“Nah, I didn’t really like it. When I get older, I want to learn to play the cello. These musicians came to our school once and it was really neat.”
“A cello? Those things are the size of a whale.”
“That’s what Mom said, so I’ll have to wait.”
“I think I’ve still got a toy xylophone of yours in the attic.”
“Dad, I want to play real music.”
“Help me clean up and afterward I’ll show you something you can play with right now?”
“Sure Dad. What is it?”
“Have you ever had a Yo-yo?”
“No. Mom gave me a paddle ball but I’m not very good at it.”
“I was really good with Yo-Yos when I was your age. I’ll teach you all kinds of tricks.”
Glenn carried their plates inside while Timmy handled the catsup and mustard bottles and jar of pickles.
“If you’re real good, I’m sure Mr. Milton will let you ride one of his zebras?”
“I don’t believe you, Dad. You’re making that part up.”
“So you’re catching on to your old man. Alright, he has horses, not zebras, but I bet you can ride one of those.”
“I’ve never been on a horse before.”
“Don’t worry. I’ll be with you every step of the way.”
“Now you wash and I’ll dry. Then I’ll teach you how to use your Yo-yo.”
So far, the visit was going smoothly but it was all so new. It was great being with his son again, but he knew three months would blow by like the storm coming in from the West and then he’d be gone. More than anything, Glenn wanted to be a full-time Dad but if this was what life had to be like, he’d have to settle for twelve weeks at a time.

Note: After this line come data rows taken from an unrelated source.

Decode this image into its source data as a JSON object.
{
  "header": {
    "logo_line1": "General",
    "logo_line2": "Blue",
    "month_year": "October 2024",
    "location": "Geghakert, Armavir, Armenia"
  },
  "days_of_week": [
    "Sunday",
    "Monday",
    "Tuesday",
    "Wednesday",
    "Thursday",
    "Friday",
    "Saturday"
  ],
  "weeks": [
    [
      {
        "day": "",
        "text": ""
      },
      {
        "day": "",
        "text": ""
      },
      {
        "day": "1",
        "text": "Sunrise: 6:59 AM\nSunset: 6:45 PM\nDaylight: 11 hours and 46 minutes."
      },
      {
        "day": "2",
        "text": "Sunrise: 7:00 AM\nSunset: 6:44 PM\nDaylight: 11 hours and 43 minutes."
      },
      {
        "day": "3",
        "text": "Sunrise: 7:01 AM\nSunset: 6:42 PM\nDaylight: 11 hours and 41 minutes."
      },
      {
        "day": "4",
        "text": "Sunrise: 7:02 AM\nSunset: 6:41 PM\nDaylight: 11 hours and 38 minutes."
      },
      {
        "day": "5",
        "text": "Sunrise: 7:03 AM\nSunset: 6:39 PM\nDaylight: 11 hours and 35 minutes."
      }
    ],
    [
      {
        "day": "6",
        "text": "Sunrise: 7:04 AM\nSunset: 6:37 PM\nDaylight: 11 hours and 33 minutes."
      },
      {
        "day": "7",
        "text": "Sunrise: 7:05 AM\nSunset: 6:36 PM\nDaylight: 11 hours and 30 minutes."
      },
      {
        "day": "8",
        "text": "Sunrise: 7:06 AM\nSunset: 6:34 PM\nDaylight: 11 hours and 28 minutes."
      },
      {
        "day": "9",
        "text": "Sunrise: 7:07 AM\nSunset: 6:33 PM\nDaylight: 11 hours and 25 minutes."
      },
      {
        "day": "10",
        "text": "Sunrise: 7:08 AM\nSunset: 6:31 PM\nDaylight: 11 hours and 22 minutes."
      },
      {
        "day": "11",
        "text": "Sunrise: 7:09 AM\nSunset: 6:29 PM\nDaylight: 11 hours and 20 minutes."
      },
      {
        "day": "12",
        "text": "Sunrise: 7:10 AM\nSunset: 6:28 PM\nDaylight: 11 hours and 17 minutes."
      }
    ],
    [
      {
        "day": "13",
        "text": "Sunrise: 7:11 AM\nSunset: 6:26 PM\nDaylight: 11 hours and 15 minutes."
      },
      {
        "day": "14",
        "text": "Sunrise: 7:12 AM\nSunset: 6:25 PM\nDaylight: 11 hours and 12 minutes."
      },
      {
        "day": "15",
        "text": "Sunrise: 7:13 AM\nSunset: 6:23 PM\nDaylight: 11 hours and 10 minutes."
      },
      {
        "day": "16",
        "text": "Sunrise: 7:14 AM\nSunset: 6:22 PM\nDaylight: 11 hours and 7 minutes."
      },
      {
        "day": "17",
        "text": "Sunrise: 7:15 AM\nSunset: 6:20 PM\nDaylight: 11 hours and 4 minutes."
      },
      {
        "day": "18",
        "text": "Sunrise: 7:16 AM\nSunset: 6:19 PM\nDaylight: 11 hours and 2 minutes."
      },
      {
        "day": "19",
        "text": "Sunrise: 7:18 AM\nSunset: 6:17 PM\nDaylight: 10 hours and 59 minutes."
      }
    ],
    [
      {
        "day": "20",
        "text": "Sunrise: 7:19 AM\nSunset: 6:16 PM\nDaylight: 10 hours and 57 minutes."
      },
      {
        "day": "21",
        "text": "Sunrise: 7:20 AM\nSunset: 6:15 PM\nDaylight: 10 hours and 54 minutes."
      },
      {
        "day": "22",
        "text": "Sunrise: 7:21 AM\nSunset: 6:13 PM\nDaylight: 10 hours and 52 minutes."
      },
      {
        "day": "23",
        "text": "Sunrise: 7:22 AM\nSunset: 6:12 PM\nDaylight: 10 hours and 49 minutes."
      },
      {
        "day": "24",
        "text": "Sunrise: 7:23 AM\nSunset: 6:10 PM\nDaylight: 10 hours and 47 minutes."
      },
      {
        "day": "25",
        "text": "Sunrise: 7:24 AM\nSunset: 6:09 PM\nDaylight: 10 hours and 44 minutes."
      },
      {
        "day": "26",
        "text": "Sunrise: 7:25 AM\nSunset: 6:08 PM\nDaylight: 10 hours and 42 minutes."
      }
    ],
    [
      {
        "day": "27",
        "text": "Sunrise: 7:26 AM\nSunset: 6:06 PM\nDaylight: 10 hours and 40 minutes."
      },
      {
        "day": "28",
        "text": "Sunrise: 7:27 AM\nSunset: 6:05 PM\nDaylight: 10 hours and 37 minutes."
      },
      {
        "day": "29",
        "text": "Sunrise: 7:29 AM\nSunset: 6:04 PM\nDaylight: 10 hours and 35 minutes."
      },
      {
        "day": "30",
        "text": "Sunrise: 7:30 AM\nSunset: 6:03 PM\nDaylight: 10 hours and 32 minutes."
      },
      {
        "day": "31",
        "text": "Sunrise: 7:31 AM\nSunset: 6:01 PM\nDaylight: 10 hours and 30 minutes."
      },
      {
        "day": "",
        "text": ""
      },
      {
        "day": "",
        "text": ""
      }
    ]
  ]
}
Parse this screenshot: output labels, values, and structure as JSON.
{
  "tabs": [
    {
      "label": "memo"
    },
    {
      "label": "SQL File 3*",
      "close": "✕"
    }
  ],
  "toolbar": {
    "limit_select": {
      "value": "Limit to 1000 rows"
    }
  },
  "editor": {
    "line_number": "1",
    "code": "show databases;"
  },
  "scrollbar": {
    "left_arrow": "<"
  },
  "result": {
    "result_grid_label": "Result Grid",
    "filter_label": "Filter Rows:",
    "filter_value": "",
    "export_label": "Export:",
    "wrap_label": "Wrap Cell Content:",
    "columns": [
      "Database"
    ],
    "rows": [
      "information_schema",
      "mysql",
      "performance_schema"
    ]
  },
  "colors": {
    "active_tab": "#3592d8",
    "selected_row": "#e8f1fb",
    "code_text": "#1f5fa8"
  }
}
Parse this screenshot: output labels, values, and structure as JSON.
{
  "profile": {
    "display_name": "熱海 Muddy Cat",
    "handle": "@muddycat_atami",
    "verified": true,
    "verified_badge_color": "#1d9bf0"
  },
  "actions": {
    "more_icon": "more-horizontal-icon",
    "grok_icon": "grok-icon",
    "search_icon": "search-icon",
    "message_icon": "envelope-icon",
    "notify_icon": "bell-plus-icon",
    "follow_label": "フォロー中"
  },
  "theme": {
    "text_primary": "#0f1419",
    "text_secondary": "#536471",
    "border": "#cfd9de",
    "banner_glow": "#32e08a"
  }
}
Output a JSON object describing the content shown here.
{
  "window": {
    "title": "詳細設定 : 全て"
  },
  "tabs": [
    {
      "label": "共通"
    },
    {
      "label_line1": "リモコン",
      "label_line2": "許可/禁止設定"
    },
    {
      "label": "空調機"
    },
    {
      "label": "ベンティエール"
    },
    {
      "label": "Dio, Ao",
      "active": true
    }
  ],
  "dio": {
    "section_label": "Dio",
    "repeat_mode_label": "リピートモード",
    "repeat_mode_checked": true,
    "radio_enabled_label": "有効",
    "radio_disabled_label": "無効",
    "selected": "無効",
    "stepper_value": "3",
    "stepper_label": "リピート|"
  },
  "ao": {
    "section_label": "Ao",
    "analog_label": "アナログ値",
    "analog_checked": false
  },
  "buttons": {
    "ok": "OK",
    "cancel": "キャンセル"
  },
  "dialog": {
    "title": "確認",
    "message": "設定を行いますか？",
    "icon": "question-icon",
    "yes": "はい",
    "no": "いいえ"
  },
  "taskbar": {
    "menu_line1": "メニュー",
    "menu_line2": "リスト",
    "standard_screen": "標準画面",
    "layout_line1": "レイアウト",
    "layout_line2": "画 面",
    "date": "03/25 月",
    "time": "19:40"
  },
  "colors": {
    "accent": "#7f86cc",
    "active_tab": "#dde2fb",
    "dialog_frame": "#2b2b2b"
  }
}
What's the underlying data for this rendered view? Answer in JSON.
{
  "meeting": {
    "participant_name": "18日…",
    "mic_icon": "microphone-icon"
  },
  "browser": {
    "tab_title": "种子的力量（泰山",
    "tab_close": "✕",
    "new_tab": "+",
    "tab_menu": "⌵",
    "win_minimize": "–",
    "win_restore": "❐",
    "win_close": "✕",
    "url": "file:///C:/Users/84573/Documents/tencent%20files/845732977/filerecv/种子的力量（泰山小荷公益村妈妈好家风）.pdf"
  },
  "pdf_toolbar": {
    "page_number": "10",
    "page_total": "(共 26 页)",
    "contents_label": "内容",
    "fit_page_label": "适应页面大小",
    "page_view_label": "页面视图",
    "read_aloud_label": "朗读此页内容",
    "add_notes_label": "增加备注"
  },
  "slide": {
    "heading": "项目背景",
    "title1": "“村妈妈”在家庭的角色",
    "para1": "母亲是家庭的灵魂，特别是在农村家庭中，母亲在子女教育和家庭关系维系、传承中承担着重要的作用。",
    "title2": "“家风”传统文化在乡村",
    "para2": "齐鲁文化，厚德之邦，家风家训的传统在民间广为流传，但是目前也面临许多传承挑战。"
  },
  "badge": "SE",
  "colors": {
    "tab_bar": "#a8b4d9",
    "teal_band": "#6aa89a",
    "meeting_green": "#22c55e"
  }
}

I wrote this for the Song Lyric Sunday Theme for 2/25/18 hosted by Helen Vahdati. The idea is to find song lyrics that map to the theme word or phrase and post a link to them on Helen’s blog. The theme for last Sunday is letters
Like most others who chose to participate, I first thought of Postal letters, but then I came across the Alphabet Song, the one we all learn as little kids. I also remembered a series of stories I wrote for an A to Z Writing Challenge last year. I used my granddaughter’s alphabet jigsaw puzzle and starting with A is for Airplane, wrote 26 related stories in the form of a fantasy/mystery.
I decided to take the same words and use them in order to craft today’s tale. It wasn’t easy and I wasn’t sure which way the story would go. In the end, it’s just the chronicle of a divorced family and a Father and Son who spent far too little time together. Just for kicks, I set it in the 1960s. You may have picked up on some of the references like referring to a woman as “Miss” or a Flight Attendant as “Stewardess.” Yo-Yos have been around since the 19th century but became very popular in the 1960s.
I bolded the alphabet words in the story but here they are again:
airplane, boy, cat, dog, egg, frog, grape, hen, ice, juice, kangaroo, lion, mouse, net, owl, pig, queen, rabbit, sheep, train, umbrella, violin, whale, xylophone, yo-yo, zebra.